**TASK PROMPT**
Write down the whole listing below again without changing a word.

++++ DATA FOR THIS EXERCISE ++++

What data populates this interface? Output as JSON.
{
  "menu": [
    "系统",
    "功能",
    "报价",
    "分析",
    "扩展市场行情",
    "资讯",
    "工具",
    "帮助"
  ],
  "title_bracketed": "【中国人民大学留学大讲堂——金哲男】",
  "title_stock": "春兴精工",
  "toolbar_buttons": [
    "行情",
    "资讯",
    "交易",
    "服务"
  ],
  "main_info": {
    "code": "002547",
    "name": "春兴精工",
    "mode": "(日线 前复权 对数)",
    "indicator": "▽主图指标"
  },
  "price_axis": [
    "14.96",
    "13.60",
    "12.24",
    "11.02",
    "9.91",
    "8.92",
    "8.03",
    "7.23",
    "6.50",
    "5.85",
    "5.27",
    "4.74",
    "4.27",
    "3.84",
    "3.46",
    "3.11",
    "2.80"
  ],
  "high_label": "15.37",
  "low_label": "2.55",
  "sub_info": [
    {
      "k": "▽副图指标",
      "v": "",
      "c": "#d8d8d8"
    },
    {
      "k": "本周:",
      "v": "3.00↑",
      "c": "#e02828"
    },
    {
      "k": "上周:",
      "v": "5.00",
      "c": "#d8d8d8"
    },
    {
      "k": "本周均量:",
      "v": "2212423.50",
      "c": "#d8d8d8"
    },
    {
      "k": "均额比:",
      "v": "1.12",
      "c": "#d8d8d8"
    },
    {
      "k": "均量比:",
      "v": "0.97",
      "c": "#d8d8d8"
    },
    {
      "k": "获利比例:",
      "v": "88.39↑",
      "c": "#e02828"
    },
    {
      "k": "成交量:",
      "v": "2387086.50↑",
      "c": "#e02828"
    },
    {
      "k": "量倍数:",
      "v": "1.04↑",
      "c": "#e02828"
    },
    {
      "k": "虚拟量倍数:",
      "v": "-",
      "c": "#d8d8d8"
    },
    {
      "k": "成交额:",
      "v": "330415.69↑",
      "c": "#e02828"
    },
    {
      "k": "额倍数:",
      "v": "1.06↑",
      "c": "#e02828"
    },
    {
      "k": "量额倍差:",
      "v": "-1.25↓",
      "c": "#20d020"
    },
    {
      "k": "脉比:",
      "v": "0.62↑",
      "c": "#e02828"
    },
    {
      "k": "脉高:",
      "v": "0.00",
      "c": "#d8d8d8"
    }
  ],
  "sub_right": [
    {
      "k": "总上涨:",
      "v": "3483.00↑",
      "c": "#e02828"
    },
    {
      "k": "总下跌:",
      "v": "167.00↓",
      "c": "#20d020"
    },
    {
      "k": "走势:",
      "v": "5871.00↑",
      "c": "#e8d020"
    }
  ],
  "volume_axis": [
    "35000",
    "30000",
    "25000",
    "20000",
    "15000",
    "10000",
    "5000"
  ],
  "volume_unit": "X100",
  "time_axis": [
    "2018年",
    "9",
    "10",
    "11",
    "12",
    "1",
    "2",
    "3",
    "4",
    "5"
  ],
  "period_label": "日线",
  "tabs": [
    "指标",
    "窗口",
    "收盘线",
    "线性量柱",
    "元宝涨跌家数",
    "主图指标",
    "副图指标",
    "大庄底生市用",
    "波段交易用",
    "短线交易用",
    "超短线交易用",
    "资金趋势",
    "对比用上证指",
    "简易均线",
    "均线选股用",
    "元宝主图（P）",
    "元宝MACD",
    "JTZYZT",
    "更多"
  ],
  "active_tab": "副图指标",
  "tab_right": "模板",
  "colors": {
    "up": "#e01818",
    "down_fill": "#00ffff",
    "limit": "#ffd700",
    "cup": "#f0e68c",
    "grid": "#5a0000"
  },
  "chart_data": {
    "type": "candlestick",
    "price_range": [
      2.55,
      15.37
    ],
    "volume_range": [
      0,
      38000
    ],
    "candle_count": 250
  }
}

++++

**FINAL ANSWER**
What data populates this interface? Output as JSON.
{
  "menu": [
    "系统",
    "功能",
    "报价",
    "分析",
    "扩展市场行情",
    "资讯",
    "工具",
    "帮助"
  ],
  "title_bracketed": "【中国人民大学留学大讲堂——金哲男】",
  "title_stock": "春兴精工",
  "toolbar_buttons": [
    "行情",
    "资讯",
    "交易",
    "服务"
  ],
  "main_info": {
    "code": "002547",
    "name": "春兴精工",
    "mode": "(日线 前复权 对数)",
    "indicator": "▽主图指标"
  },
  "price_axis": [
    "14.96",
    "13.60",
    "12.24",
    "11.02",
    "9.91",
    "8.92",
    "8.03",
    "7.23",
    "6.50",
    "5.85",
    "5.27",
    "4.74",
    "4.27",
    "3.84",
    "3.46",
    "3.11",
    "2.80"
  ],
  "high_label": "15.37",
  "low_label": "2.55",
  "sub_info": [
    {
      "k": "▽副图指标",
      "v": "",
      "c": "#d8d8d8"
    },
    {
      "k": "本周:",
      "v": "3.00↑",
      "c": "#e02828"
    },
    {
      "k": "上周:",
      "v": "5.00",
      "c": "#d8d8d8"
    },
    {
      "k": "本周均量:",
      "v": "2212423.50",
      "c": "#d8d8d8"
    },
    {
      "k": "均额比:",
      "v": "1.12",
      "c": "#d8d8d8"
    },
    {
      "k": "均量比:",
      "v": "0.97",
      "c": "#d8d8d8"
    },
    {
      "k": "获利比例:",
      "v": "88.39↑",
      "c": "#e02828"
    },
    {
      "k": "成交量:",
      "v": "2387086.50↑",
      "c": "#e02828"
    },
    {
      "k": "量倍数:",
      "v": "1.04↑",
      "c": "#e02828"
    },
    {
      "k": "虚拟量倍数:",
      "v": "-",
      "c": "#d8d8d8"
    },
    {
      "k": "成交额:",
      "v": "330415.69↑",
      "c": "#e02828"
    },
    {
      "k": "额倍数:",
      "v": "1.06↑",
      "c": "#e02828"
    },
    {
      "k": "量额倍差:",
      "v": "-1.25↓",
      "c": "#20d020"
    },
    {
      "k": "脉比:",
      "v": "0.62↑",
      "c": "#e02828"
    },
    {
      "k": "脉高:",
      "v": "0.00",
      "c": "#d8d8d8"
    }
  ],
  "sub_right": [
    {
      "k": "总上涨:",
      "v": "3483.00↑",
      "c": "#e02828"
    },
    {
      "k": "总下跌:",
      "v": "167.00↓",
      "c": "#20d020"
    },
    {
      "k": "走势:",
      "v": "5871.00↑",
      "c": "#e8d020"
    }
  ],
  "volume_axis": [
    "35000",
    "30000",
    "25000",
    "20000",
    "15000",
    "10000",
    "5000"
  ],
  "volume_unit": "X100",
  "time_axis": [
    "2018年",
    "9",
    "10",
    "11",
    "12",
    "1",
    "2",
    "3",
    "4",
    "5"
  ],
  "period_label": "日线",
  "tabs": [
    "指标",
    "窗口",
    "收盘线",
    "线性量柱",
    "元宝涨跌家数",
    "主图指标",
    "副图指标",
    "大庄底生市用",
    "波段交易用",
    "短线交易用",
    "超短线交易用",
    "资金趋势",
    "对比用上证指",
    "简易均线",
    "均线选股用",
    "元宝主图（P）",
    "元宝MACD",
    "JTZYZT",
    "更多"
  ],
  "active_tab": "副图指标",
  "tab_right": "模板",
  "colors": {
    "up": "#e01818",
    "down_fill": "#00ffff",
    "limit": "#ffd700",
    "cup": "#f0e68c",
    "grid": "#5a0000"
  },
  "chart_data": {
    "type": "candlestick",
    "price_range": [
      2.55,
      15.37
    ],
    "volume_range": [
      0,
      38000
    ],
    "candle_count": 250
  }
}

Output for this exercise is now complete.